:: TO DO ::
Within the records below, repeat each line exactly but keep every picture out of the copy.
RECORDS SUPPLIED Block Start
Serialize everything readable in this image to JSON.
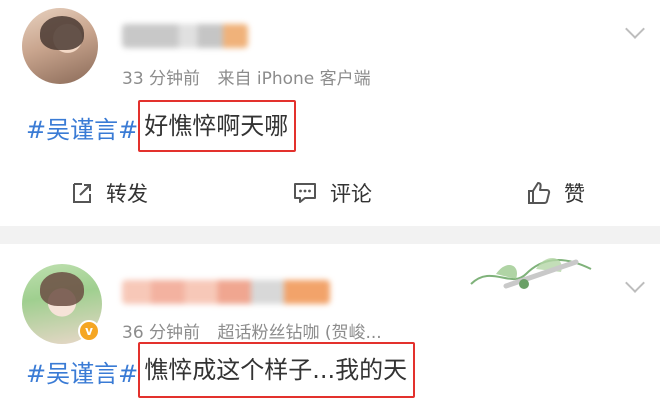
{
  "posts": [
    {
      "time": "33 分钟前",
      "source": "来自 iPhone 客户端",
      "topic": "#吴谨言#",
      "text": "好憔悴啊天哪",
      "actions": {
        "repost": "转发",
        "comment": "评论",
        "like": "赞"
      }
    },
    {
      "time": "36 分钟前",
      "source": "超话粉丝钻咖 (贺峻...",
      "topic": "#吴谨言#",
      "text": "憔悴成这个样子...我的天"
    }
  ],
  "colors": {
    "topic": "#3a7bd5",
    "highlight_box": "#e3312d",
    "meta_text": "#8c8c8c",
    "separator": "#f2f2f2",
    "verified_badge": "#f5a623"
  }
}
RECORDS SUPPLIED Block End
:: SOLUTION FOR THIS TASK ::
Serialize everything readable in this image to JSON.
{
  "posts": [
    {
      "time": "33 分钟前",
      "source": "来自 iPhone 客户端",
      "topic": "#吴谨言#",
      "text": "好憔悴啊天哪",
      "actions": {
        "repost": "转发",
        "comment": "评论",
        "like": "赞"
      }
    },
    {
      "time": "36 分钟前",
      "source": "超话粉丝钻咖 (贺峻...",
      "topic": "#吴谨言#",
      "text": "憔悴成这个样子...我的天"
    }
  ],
  "colors": {
    "topic": "#3a7bd5",
    "highlight_box": "#e3312d",
    "meta_text": "#8c8c8c",
    "separator": "#f2f2f2",
    "verified_badge": "#f5a623"
  }
}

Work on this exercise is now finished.